### Aim of the task
From the entries below, please gather each line containing the string "Splits".

(Interface dataset entries)

=== Begin Enclosure ===

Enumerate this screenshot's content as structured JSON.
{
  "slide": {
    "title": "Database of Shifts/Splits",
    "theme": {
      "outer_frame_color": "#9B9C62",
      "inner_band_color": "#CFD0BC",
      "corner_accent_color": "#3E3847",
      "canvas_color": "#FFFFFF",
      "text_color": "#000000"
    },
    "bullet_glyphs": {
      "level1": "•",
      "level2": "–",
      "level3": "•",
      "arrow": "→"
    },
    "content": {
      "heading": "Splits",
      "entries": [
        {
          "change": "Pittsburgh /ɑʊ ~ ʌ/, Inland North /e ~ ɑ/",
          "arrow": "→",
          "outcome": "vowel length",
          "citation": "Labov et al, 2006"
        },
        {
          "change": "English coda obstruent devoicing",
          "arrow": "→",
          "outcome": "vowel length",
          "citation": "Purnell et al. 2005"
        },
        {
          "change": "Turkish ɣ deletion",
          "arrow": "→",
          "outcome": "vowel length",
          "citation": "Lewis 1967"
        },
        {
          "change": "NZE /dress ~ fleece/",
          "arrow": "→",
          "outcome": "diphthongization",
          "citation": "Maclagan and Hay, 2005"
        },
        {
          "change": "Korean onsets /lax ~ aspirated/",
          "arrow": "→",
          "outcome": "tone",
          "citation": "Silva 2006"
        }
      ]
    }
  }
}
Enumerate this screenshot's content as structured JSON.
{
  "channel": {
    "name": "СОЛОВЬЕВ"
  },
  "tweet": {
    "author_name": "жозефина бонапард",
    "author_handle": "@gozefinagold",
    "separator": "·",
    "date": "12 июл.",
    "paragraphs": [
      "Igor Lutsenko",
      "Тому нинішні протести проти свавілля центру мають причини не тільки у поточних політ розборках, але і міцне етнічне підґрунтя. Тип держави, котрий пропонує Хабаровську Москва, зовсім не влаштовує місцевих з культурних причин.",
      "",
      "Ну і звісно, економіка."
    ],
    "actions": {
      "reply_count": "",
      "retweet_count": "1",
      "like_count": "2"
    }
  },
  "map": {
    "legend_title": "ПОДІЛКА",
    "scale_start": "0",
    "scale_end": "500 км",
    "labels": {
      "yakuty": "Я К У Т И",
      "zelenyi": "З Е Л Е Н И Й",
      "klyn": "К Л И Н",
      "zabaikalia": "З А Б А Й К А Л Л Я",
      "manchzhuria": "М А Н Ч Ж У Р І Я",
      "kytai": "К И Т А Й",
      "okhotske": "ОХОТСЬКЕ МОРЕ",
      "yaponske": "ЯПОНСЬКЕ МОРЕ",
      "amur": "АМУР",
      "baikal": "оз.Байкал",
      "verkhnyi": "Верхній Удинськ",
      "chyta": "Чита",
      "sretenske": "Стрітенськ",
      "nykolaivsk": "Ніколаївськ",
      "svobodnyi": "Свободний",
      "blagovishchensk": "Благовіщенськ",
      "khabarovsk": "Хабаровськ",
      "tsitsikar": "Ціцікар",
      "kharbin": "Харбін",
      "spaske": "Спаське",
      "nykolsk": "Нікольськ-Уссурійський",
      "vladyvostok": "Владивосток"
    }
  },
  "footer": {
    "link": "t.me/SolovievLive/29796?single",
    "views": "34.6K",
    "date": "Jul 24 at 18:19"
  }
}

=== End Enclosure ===

### Exercise answer
    "title": "Database of Shifts/Splits",
      "heading": "Splits",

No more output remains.